Exercise prompt »
Below is a listing to copy exactly; no image goes into the copy.
——————————
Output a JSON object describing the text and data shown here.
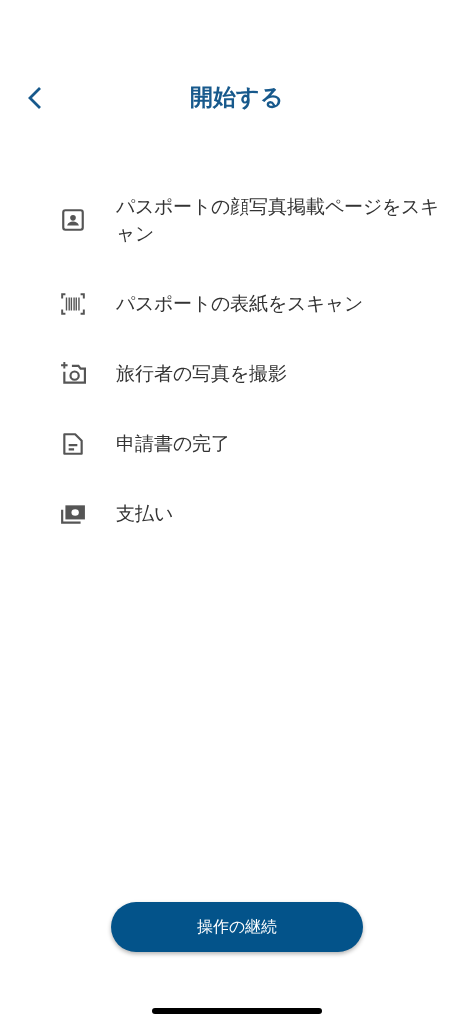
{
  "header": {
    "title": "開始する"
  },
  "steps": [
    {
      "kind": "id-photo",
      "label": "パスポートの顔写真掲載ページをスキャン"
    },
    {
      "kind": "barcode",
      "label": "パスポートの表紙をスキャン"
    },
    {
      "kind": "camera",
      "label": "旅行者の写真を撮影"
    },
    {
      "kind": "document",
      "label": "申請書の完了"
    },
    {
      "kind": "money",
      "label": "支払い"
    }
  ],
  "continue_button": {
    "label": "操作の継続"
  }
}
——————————
Response area »
Output a JSON object describing the text and data shown here.
{
  "header": {
    "title": "開始する"
  },
  "steps": [
    {
      "kind": "id-photo",
      "label": "パスポートの顔写真掲載ページをスキャン"
    },
    {
      "kind": "barcode",
      "label": "パスポートの表紙をスキャン"
    },
    {
      "kind": "camera",
      "label": "旅行者の写真を撮影"
    },
    {
      "kind": "document",
      "label": "申請書の完了"
    },
    {
      "kind": "money",
      "label": "支払い"
    }
  ],
  "continue_button": {
    "label": "操作の継続"
  }
}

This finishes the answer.